Work required:
State how many lines of the records contain the string "value", and give no other information.

Material for the task:
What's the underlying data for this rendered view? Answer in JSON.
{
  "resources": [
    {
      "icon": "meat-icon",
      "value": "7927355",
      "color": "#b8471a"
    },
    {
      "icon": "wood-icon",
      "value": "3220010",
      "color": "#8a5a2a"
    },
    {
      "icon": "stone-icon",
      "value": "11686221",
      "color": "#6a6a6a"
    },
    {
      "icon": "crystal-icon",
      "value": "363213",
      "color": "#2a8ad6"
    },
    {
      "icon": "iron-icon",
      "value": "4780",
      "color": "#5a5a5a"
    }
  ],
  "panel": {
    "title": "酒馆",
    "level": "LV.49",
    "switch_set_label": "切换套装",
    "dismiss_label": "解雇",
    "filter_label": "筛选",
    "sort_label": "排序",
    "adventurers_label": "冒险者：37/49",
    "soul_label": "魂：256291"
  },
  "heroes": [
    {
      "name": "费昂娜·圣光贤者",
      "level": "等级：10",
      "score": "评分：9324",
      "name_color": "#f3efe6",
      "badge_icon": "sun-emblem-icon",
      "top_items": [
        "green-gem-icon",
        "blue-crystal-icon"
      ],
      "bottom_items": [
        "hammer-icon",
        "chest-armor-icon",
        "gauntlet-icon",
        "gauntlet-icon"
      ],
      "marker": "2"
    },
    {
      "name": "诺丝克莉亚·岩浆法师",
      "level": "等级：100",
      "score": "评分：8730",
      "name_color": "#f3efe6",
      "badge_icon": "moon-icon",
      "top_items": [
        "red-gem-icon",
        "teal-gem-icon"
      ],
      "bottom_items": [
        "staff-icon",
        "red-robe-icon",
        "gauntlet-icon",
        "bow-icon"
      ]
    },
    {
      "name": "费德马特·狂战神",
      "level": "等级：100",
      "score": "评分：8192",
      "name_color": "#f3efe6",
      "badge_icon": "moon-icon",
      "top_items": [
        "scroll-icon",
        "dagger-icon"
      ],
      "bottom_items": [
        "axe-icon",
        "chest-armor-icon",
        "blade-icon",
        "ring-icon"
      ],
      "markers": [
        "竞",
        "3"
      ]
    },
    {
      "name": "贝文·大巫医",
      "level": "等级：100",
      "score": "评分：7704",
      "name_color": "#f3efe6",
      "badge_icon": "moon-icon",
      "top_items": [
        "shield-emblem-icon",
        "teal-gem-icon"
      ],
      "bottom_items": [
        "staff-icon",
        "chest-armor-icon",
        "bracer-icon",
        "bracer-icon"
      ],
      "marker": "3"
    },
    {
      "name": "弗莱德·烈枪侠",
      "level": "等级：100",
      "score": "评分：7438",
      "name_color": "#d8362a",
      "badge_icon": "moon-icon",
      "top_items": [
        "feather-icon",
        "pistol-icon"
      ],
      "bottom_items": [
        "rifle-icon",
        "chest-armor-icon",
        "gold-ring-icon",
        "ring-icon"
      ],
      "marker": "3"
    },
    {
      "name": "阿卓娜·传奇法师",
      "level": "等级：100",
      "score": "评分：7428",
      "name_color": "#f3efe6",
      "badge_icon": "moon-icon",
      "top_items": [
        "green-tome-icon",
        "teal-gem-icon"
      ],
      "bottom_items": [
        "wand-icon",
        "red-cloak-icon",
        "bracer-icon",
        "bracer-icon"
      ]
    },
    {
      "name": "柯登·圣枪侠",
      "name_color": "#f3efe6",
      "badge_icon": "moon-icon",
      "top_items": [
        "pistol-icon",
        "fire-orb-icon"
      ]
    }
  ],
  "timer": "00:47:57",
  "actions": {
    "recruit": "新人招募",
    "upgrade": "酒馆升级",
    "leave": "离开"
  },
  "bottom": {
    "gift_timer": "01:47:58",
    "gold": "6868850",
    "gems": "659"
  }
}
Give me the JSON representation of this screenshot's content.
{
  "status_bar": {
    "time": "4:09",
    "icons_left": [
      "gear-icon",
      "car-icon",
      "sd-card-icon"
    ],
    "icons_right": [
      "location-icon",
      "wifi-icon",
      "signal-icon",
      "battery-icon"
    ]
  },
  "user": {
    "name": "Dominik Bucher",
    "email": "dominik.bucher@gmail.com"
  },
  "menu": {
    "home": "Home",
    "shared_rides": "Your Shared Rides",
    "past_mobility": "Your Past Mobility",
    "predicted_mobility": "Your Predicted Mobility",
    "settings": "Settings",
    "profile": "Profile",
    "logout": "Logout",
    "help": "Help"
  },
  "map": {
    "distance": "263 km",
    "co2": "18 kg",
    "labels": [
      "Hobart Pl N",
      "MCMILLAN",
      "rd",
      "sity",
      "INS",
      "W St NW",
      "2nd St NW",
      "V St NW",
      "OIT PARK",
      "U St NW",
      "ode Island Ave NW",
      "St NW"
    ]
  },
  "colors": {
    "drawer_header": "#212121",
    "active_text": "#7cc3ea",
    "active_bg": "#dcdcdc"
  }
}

Answer to this task:
5